We used 2 multicenter databases to review the records of 8 patients with EOS associated with Escobar syndrome who had at least 2-year follow-up after initiation of growth-friendly treatment from 1990 to 2016. An idiopathic EOS cohort of 16 patients matched for age at surgery (±1 y), postoperative follow-up (±1 y), and initial curve magnitude (±10 degrees) was identified. A randomized 1:2 matching algorithm was applied (α=0.05).

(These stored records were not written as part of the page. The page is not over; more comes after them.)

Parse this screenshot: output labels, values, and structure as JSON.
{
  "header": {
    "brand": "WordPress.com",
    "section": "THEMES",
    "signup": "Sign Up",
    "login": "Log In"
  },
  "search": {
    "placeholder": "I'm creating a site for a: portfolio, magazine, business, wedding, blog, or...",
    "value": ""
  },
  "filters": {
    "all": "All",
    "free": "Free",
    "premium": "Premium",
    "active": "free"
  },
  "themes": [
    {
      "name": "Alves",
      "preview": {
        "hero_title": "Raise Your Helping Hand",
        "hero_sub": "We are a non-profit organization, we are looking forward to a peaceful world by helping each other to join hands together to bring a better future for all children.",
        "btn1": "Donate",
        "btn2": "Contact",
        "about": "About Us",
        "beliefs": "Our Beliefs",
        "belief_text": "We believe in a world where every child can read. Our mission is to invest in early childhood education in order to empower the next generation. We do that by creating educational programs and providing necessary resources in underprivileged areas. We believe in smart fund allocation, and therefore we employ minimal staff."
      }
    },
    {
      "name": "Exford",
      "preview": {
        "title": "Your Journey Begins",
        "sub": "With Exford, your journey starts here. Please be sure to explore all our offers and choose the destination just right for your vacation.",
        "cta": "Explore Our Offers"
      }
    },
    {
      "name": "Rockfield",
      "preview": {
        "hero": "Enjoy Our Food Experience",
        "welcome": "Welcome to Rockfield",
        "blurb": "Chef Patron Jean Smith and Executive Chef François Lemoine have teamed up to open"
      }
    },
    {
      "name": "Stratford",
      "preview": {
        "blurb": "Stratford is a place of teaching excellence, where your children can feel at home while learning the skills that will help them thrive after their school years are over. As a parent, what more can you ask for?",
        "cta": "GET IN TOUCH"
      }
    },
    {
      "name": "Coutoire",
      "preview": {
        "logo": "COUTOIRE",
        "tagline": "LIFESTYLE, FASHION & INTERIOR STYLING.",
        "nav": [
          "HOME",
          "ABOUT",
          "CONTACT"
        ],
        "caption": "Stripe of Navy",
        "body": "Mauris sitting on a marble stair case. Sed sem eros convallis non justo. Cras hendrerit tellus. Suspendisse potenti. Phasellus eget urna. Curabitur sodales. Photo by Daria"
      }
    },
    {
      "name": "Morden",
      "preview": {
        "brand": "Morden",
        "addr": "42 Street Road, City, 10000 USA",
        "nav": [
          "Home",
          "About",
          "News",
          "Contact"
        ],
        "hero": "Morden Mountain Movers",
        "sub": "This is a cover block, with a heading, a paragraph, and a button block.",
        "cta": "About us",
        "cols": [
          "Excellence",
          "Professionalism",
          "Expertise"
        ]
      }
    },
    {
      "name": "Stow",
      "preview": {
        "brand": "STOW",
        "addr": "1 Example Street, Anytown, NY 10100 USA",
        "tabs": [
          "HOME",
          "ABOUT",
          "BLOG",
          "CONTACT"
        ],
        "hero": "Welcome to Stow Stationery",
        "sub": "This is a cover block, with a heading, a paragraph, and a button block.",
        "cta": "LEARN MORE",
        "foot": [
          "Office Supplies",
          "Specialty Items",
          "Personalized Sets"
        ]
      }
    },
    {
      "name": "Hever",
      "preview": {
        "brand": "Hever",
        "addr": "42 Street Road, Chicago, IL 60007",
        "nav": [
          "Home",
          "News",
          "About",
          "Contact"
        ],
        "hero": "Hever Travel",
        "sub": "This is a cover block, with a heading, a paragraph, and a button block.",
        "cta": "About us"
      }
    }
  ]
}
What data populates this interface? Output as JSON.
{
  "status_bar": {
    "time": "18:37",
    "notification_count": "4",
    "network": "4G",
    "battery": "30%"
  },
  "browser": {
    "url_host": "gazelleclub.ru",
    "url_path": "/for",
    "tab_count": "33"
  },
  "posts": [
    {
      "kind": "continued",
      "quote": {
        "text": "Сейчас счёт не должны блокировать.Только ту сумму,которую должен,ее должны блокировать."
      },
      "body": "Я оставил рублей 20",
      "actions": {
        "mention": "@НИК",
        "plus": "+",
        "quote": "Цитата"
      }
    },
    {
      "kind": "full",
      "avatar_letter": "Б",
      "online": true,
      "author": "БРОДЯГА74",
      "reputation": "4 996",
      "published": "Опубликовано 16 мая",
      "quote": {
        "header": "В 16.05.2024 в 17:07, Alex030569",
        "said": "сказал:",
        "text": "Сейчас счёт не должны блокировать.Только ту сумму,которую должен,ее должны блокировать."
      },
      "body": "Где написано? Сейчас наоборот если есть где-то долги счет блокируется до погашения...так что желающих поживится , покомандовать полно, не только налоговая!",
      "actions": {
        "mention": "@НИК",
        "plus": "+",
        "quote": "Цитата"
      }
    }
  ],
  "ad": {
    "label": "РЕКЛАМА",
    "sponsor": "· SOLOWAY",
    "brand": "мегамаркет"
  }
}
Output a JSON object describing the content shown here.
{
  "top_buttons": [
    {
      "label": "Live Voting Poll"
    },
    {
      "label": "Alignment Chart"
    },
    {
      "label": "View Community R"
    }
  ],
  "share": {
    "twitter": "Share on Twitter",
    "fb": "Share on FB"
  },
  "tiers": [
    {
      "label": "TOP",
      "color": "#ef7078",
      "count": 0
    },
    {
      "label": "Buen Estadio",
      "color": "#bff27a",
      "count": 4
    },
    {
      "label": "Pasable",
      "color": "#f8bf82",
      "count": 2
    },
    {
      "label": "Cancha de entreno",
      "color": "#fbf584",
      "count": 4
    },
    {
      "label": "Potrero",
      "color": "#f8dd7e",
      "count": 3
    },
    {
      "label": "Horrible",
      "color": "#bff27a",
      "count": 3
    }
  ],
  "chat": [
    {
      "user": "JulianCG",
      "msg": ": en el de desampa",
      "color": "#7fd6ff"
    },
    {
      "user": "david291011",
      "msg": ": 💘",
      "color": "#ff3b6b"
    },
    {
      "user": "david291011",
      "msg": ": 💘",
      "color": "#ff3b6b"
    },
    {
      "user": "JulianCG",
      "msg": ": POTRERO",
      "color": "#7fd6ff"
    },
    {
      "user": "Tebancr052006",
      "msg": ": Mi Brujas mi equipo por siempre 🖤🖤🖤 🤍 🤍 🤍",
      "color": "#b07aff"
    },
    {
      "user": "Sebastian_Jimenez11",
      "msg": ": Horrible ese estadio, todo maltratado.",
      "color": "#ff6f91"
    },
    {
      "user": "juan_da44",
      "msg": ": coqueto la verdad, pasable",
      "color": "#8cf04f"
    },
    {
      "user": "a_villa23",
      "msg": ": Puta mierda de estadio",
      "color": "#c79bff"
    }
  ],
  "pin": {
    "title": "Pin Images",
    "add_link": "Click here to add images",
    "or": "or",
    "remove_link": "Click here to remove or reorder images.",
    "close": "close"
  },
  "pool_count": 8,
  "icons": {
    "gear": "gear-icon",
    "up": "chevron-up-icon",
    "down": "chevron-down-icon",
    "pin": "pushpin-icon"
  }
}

In the Escobar group, spinal deformity involved 7 to 13 vertebrae and ranged from no vertebral anomalies in 3 patients to multiple segmentation defects in 6 patients. Mean age at first surgery was 5 years (range, 1.4 to 7.8 y) with a mean follow-up of 7.5 years (range, 4.0 to 10 y). Mean major curve improved from 76 degrees at initial presentation, to 43 degrees at first instrumentation, to 37 degrees at final follow-up (both P<0.001). Mean pelvic obliquity improved from 16 degrees (range, 5 to 31 degrees) preoperatively to 4 degrees (range, 0 to 8 degrees) at final follow-up (P=0.005). There were no differences in the mean percentage of major curve correction between the idiopathic EOS and Escobar groups at the immediate postoperative visit (P=0.743) or final follow-up (P=0.511). There were no differences between the cohorts in T1-S1 height at initial presentation (P=0.129) or in growth per month (P=0.211).


Multiple congenital fusions and spinal curve deformity are common in Escobar syndrome. Despite large areas of congenital fusion, growth-friendly constructs facilitate spinal growth and improve curve correction. These results are comparable to those in idiopathic EOS.


Level III-case-control study.

Supplemental Content

Full text links

Icon for Wolters Kluwer
Loading ...
Support Center